Prison Flooded With Books
Since his appeal, which was republished by the Iranwire news site and Iranian daily, Fashafouyeh has been flooded with novels.
They include multiple copies of Bulgakov’s masterpiece, George Orwell’s dystopian Animal Farm, and Antoine de Saint-Exupery’s The Little Prince, as well as classical and modern Iranian poetry, including Hafez and Forough Farokhzad, and history books.
The prison’s estimated 15,000 prisoners — some of them political prisoners and others convicted of drug trafficking or financial crimes — will reportedly be able to access them all.
Sharifi Moghadam’s wife, Faezeh Adibpour, who posted her husband’s letter on Twitter on April 22, told RFE/RL that he was surprised by the support he had received.
For many Iranians, she said, sending books to prison was a response to state repression.
“I think this created a safe space for people to help political prisoners and to express solidarity,” Adibpour said.
“Many have sent their own books, or they’ve bought new books that they’ve then sent,” she said. “They’re ordinary people — many of them aren’t political activists or writers or publishers.”
Solace In Books
Political prisoners in Iran are often denied access to books and newspapers in the first weeks and months of arrest, when they are routinely held in solitary confinement.
Some have described being given copies of the Koran or the Nahj al-Balaghe, a collection of sermons and teachings attributed to the Prophet Muhammad’s son-in-law and companion, Imam Ali, who is a central figure in Shi’ite Islam.
Kian Tajbakhsh was arrested in Iran several times, including during mass protests over a disputed presidential election in 2009. A senior adviser to the executive vice president for global centers and global development at Columbia University, he was also one of five Iranian-American dual citizens whose release was negotiated under the 2015 nuclear deal.
Tajbakhsh wrote a 2019 essay in The New York Review of Books about finding solace in books.
He told RFE/RL that his interrogators would threaten to restrict his access to books in order to pressure him.

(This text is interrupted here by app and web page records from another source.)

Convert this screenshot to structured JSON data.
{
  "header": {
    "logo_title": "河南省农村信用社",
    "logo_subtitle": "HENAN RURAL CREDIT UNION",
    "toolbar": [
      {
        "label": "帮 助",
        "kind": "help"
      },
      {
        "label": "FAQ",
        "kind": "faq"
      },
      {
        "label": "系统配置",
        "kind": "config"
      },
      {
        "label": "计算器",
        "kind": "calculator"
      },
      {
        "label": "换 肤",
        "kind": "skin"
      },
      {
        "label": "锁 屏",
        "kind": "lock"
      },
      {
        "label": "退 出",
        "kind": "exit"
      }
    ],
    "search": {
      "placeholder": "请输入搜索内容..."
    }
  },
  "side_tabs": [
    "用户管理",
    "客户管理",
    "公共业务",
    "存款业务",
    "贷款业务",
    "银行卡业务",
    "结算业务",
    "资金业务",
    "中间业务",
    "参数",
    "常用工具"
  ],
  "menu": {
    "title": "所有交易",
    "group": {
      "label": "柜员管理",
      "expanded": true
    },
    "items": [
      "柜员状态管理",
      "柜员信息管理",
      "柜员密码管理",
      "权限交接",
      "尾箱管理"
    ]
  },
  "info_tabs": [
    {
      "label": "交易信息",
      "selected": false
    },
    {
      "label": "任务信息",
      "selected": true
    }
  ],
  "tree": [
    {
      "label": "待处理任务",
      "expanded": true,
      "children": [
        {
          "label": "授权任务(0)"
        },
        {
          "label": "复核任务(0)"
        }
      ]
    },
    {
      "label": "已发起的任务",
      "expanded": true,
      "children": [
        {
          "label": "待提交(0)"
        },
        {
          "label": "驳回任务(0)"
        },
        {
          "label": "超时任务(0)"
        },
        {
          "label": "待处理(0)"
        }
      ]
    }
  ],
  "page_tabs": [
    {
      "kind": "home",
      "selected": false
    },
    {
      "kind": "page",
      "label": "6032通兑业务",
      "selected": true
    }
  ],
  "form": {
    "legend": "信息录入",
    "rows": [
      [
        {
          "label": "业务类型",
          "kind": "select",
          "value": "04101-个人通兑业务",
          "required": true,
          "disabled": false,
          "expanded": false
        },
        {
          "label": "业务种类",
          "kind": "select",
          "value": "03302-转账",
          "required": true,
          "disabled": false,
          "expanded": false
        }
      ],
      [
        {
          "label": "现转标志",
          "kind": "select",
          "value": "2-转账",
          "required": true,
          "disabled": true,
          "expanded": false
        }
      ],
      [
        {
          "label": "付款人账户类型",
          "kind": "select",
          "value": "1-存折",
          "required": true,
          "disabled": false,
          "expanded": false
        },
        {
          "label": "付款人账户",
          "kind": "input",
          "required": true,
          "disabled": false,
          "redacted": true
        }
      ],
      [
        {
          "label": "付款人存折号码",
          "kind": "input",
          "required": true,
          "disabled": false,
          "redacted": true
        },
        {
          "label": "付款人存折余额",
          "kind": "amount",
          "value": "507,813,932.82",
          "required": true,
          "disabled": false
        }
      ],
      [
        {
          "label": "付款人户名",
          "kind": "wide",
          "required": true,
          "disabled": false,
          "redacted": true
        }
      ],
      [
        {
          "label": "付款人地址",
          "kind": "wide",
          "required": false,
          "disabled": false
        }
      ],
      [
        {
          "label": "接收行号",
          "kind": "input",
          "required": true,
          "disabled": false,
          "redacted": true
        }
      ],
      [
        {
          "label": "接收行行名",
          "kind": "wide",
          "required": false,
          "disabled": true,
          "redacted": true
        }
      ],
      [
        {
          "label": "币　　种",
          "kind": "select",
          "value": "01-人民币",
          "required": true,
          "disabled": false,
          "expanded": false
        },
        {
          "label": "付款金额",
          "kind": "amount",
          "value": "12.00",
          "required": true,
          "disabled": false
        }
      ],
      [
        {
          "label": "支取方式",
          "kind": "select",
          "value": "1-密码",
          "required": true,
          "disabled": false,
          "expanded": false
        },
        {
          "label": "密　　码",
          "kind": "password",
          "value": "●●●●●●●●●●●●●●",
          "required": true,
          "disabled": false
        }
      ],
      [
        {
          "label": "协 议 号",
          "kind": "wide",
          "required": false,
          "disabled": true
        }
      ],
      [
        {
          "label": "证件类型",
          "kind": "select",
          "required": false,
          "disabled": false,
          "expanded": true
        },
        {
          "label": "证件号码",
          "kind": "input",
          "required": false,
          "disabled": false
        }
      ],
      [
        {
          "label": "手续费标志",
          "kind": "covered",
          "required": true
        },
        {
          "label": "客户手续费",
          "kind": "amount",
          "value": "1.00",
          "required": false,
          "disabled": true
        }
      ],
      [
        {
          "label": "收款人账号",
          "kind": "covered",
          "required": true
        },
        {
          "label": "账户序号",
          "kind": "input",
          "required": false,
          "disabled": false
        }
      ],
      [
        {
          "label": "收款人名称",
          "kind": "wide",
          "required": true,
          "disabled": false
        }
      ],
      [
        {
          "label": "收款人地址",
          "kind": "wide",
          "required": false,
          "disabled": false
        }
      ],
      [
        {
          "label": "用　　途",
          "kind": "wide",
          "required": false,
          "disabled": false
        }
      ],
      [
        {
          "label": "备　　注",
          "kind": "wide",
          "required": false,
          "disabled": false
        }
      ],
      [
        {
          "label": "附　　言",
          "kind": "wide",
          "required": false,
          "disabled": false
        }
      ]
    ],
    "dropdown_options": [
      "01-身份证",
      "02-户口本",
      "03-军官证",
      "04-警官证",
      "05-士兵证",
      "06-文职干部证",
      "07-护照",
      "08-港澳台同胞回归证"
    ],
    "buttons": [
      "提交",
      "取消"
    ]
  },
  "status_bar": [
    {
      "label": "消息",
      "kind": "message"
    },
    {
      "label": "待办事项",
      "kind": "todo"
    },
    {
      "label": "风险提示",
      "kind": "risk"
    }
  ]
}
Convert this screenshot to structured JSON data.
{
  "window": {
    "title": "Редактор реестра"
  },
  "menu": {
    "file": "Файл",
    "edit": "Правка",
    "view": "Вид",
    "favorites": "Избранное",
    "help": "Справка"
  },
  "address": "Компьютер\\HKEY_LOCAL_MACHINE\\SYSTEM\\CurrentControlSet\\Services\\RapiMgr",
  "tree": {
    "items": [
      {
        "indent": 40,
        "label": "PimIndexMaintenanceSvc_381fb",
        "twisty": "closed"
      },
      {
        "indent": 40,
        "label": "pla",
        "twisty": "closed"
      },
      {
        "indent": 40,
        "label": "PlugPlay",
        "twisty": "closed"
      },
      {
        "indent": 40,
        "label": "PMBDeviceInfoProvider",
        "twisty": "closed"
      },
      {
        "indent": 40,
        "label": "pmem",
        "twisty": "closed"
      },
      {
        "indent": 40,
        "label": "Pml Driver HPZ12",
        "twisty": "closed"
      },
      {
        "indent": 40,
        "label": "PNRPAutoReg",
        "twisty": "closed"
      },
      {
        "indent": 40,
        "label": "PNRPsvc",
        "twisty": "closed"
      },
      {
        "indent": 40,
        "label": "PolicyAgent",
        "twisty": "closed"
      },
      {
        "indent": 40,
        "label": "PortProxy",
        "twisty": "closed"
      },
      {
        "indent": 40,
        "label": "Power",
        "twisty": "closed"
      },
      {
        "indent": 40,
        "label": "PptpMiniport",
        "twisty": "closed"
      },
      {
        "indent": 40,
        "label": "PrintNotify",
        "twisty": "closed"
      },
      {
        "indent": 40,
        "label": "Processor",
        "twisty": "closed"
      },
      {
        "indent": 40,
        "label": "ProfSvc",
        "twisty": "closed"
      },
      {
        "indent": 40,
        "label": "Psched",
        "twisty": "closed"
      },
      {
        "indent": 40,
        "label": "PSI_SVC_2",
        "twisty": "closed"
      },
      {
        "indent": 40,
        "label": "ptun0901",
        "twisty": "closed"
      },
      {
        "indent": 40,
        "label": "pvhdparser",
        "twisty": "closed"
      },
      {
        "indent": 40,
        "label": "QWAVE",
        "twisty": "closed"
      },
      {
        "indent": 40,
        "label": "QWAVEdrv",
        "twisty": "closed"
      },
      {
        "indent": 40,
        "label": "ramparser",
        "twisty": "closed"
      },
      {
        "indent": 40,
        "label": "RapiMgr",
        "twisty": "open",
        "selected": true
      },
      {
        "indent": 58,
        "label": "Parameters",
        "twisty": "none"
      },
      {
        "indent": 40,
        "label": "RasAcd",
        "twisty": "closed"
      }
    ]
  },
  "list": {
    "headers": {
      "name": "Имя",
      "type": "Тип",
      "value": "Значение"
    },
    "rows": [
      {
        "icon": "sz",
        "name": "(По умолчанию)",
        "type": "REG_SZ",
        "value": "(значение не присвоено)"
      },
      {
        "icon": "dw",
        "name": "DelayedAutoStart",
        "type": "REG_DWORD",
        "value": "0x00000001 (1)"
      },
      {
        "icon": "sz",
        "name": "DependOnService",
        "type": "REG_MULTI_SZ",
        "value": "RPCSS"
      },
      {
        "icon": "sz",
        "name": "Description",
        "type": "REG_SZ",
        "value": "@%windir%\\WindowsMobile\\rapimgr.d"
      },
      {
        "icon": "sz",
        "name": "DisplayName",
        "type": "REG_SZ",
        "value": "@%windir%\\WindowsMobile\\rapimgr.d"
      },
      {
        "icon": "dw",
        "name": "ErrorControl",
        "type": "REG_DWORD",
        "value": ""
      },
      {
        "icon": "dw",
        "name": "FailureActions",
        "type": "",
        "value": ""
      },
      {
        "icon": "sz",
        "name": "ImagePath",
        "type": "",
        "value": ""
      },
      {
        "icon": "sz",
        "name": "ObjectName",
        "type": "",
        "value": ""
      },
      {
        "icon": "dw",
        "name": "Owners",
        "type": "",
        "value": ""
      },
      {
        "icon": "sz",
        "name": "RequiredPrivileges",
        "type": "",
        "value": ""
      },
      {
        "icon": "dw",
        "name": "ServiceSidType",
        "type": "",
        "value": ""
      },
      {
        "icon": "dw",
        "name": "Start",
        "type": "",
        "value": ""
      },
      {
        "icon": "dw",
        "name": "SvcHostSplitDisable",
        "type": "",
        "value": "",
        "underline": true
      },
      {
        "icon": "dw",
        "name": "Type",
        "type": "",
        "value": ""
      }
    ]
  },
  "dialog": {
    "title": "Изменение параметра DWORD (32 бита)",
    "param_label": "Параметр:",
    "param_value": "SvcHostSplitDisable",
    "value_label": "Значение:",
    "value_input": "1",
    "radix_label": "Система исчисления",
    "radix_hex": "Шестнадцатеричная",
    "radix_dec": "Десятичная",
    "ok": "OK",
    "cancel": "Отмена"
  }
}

“I think I would have gone crazy without things to read. The jailers knew that and used this knowledge to reward or pressure me — as well as others,” Tajbakhsh said. “They knew it was a more effective tool for more intellectual types than a physical beating. Although I often thought I would probably have preferred to get a beating than be denied access to something to read.”
Prison has also turned some prisoners into writers, documenting life under incarceration.
Prominent rights activist Narges Mohammadi published a book in 2020, titled White Torture, that includes interviews with 12 female prisoners detailing their experience.
Prisoners have also recommended books from their cells.
Opposition leader and unsuccessful presidential candidate Mir Hossein Musavi in 2011 said Gabriel Garcia Marquez’s News Of A Kidnapping, chronicling the kidnapping by a drug cartel of prominent Colombians, provided insights into his life under house arrest.
Media reports suggested the book quickly became a bestseller in Iran.
Musavi and his wife, university professor Zahra Rahnavard, and reformist cleric Mehdi Karrubi have been under house arrest since 2011 for challenging the Iranian establishment. Their restrictions have reportedly eased in recent months.
Iran’s leading rights advocate, lawyer Nasrin Sotoudeh, recommended Czech dissident Vaclav Havel’s iconic 1985 essay The Power Of The Powerless, which discusses resistance against totalitarian systems of power.